> TASK TO CARRY OUT
The answer should consist of all the records, written out word for word.

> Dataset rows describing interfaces
--- START ---
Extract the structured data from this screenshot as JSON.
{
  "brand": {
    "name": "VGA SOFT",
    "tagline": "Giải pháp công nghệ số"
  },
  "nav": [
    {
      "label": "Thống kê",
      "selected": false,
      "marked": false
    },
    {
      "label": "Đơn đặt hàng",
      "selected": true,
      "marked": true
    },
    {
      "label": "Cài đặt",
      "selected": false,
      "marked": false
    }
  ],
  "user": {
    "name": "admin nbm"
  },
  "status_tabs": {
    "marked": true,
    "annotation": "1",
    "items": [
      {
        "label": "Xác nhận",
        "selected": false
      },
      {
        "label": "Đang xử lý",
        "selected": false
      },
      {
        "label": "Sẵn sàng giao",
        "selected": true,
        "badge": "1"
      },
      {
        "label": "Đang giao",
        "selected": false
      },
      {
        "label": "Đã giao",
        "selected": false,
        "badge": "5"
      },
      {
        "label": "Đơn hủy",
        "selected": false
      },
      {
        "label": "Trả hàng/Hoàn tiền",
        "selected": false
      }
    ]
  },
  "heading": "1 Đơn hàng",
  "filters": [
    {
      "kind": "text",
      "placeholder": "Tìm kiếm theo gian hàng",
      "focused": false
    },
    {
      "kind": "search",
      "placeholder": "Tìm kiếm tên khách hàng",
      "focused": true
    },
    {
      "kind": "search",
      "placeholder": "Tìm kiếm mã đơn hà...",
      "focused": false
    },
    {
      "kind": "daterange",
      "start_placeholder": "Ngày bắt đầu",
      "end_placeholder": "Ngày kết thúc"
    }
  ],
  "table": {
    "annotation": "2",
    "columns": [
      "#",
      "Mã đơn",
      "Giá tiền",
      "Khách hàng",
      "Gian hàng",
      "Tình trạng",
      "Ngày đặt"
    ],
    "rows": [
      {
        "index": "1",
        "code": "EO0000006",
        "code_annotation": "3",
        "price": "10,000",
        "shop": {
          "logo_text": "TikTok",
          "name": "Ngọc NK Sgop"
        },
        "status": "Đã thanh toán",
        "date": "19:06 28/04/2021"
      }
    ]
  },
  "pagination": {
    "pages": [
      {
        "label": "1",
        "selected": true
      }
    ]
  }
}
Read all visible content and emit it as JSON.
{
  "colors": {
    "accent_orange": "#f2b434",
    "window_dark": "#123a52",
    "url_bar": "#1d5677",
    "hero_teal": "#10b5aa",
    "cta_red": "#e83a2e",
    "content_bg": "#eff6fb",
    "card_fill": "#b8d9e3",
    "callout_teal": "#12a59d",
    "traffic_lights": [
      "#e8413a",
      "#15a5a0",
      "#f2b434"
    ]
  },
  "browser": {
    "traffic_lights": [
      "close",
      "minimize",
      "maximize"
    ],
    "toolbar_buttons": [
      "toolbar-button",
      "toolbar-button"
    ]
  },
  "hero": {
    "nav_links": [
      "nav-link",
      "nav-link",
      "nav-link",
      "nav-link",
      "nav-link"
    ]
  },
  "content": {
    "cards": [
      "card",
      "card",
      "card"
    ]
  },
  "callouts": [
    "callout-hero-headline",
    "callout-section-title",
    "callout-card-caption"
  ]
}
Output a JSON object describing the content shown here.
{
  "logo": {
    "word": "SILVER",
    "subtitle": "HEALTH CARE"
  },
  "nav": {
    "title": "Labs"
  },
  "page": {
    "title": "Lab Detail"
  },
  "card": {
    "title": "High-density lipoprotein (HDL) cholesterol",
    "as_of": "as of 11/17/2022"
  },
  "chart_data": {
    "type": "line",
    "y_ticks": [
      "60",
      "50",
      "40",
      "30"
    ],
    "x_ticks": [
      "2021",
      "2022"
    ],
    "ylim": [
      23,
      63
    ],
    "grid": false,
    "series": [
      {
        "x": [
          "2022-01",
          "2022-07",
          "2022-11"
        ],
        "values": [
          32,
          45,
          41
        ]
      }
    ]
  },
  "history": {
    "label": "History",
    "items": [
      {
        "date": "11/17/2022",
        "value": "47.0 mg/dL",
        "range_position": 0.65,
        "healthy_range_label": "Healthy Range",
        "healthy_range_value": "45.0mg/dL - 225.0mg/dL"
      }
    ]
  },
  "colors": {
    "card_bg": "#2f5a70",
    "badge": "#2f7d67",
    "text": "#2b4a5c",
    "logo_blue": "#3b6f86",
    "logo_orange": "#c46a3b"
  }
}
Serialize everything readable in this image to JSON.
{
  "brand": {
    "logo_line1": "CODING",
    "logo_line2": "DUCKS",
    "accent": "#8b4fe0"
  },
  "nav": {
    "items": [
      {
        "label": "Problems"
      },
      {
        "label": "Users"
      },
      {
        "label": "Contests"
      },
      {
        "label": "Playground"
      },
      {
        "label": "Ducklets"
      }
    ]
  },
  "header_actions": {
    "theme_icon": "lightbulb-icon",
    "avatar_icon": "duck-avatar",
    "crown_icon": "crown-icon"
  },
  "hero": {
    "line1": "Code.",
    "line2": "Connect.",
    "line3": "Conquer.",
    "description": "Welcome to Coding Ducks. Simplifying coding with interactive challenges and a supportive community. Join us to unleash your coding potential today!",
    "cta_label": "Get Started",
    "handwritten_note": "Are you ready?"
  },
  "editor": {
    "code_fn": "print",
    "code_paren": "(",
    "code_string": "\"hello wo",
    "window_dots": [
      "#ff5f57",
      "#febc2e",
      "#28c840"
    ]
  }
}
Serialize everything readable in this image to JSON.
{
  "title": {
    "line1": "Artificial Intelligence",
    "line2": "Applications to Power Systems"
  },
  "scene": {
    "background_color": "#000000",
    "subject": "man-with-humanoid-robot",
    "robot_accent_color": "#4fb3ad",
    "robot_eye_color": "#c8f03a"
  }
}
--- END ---
> SOLUTION TO THIS TASK
Extract the structured data from this screenshot as JSON.
{
  "brand": {
    "name": "VGA SOFT",
    "tagline": "Giải pháp công nghệ số"
  },
  "nav": [
    {
      "label": "Thống kê",
      "selected": false,
      "marked": false
    },
    {
      "label": "Đơn đặt hàng",
      "selected": true,
      "marked": true
    },
    {
      "label": "Cài đặt",
      "selected": false,
      "marked": false
    }
  ],
  "user": {
    "name": "admin nbm"
  },
  "status_tabs": {
    "marked": true,
    "annotation": "1",
    "items": [
      {
        "label": "Xác nhận",
        "selected": false
      },
      {
        "label": "Đang xử lý",
        "selected": false
      },
      {
        "label": "Sẵn sàng giao",
        "selected": true,
        "badge": "1"
      },
      {
        "label": "Đang giao",
        "selected": false
      },
      {
        "label": "Đã giao",
        "selected": false,
        "badge": "5"
      },
      {
        "label": "Đơn hủy",
        "selected": false
      },
      {
        "label": "Trả hàng/Hoàn tiền",
        "selected": false
      }
    ]
  },
  "heading": "1 Đơn hàng",
  "filters": [
    {
      "kind": "text",
      "placeholder": "Tìm kiếm theo gian hàng",
      "focused": false
    },
    {
      "kind": "search",
      "placeholder": "Tìm kiếm tên khách hàng",
      "focused": true
    },
    {
      "kind": "search",
      "placeholder": "Tìm kiếm mã đơn hà...",
      "focused": false
    },
    {
      "kind": "daterange",
      "start_placeholder": "Ngày bắt đầu",
      "end_placeholder": "Ngày kết thúc"
    }
  ],
  "table": {
    "annotation": "2",
    "columns": [
      "#",
      "Mã đơn",
      "Giá tiền",
      "Khách hàng",
      "Gian hàng",
      "Tình trạng",
      "Ngày đặt"
    ],
    "rows": [
      {
        "index": "1",
        "code": "EO0000006",
        "code_annotation": "3",
        "price": "10,000",
        "shop": {
          "logo_text": "TikTok",
          "name": "Ngọc NK Sgop"
        },
        "status": "Đã thanh toán",
        "date": "19:06 28/04/2021"
      }
    ]
  },
  "pagination": {
    "pages": [
      {
        "label": "1",
        "selected": true
      }
    ]
  }
}
Read all visible content and emit it as JSON.
{
  "colors": {
    "accent_orange": "#f2b434",
    "window_dark": "#123a52",
    "url_bar": "#1d5677",
    "hero_teal": "#10b5aa",
    "cta_red": "#e83a2e",
    "content_bg": "#eff6fb",
    "card_fill": "#b8d9e3",
    "callout_teal": "#12a59d",
    "traffic_lights": [
      "#e8413a",
      "#15a5a0",
      "#f2b434"
    ]
  },
  "browser": {
    "traffic_lights": [
      "close",
      "minimize",
      "maximize"
    ],
    "toolbar_buttons": [
      "toolbar-button",
      "toolbar-button"
    ]
  },
  "hero": {
    "nav_links": [
      "nav-link",
      "nav-link",
      "nav-link",
      "nav-link",
      "nav-link"
    ]
  },
  "content": {
    "cards": [
      "card",
      "card",
      "card"
    ]
  },
  "callouts": [
    "callout-hero-headline",
    "callout-section-title",
    "callout-card-caption"
  ]
}
Output a JSON object describing the content shown here.
{
  "logo": {
    "word": "SILVER",
    "subtitle": "HEALTH CARE"
  },
  "nav": {
    "title": "Labs"
  },
  "page": {
    "title": "Lab Detail"
  },
  "card": {
    "title": "High-density lipoprotein (HDL) cholesterol",
    "as_of": "as of 11/17/2022"
  },
  "chart_data": {
    "type": "line",
    "y_ticks": [
      "60",
      "50",
      "40",
      "30"
    ],
    "x_ticks": [
      "2021",
      "2022"
    ],
    "ylim": [
      23,
      63
    ],
    "grid": false,
    "series": [
      {
        "x": [
          "2022-01",
          "2022-07",
          "2022-11"
        ],
        "values": [
          32,
          45,
          41
        ]
      }
    ]
  },
  "history": {
    "label": "History",
    "items": [
      {
        "date": "11/17/2022",
        "value": "47.0 mg/dL",
        "range_position": 0.65,
        "healthy_range_label": "Healthy Range",
        "healthy_range_value": "45.0mg/dL - 225.0mg/dL"
      }
    ]
  },
  "colors": {
    "card_bg": "#2f5a70",
    "badge": "#2f7d67",
    "text": "#2b4a5c",
    "logo_blue": "#3b6f86",
    "logo_orange": "#c46a3b"
  }
}
Serialize everything readable in this image to JSON.
{
  "brand": {
    "logo_line1": "CODING",
    "logo_line2": "DUCKS",
    "accent": "#8b4fe0"
  },
  "nav": {
    "items": [
      {
        "label": "Problems"
      },
      {
        "label": "Users"
      },
      {
        "label": "Contests"
      },
      {
        "label": "Playground"
      },
      {
        "label": "Ducklets"
      }
    ]
  },
  "header_actions": {
    "theme_icon": "lightbulb-icon",
    "avatar_icon": "duck-avatar",
    "crown_icon": "crown-icon"
  },
  "hero": {
    "line1": "Code.",
    "line2": "Connect.",
    "line3": "Conquer.",
    "description": "Welcome to Coding Ducks. Simplifying coding with interactive challenges and a supportive community. Join us to unleash your coding potential today!",
    "cta_label": "Get Started",
    "handwritten_note": "Are you ready?"
  },
  "editor": {
    "code_fn": "print",
    "code_paren": "(",
    "code_string": "\"hello wo",
    "window_dots": [
      "#ff5f57",
      "#febc2e",
      "#28c840"
    ]
  }
}
Serialize everything readable in this image to JSON.
{
  "title": {
    "line1": "Artificial Intelligence",
    "line2": "Applications to Power Systems"
  },
  "scene": {
    "background_color": "#000000",
    "subject": "man-with-humanoid-robot",
    "robot_accent_color": "#4fb3ad",
    "robot_eye_color": "#c8f03a"
  }
}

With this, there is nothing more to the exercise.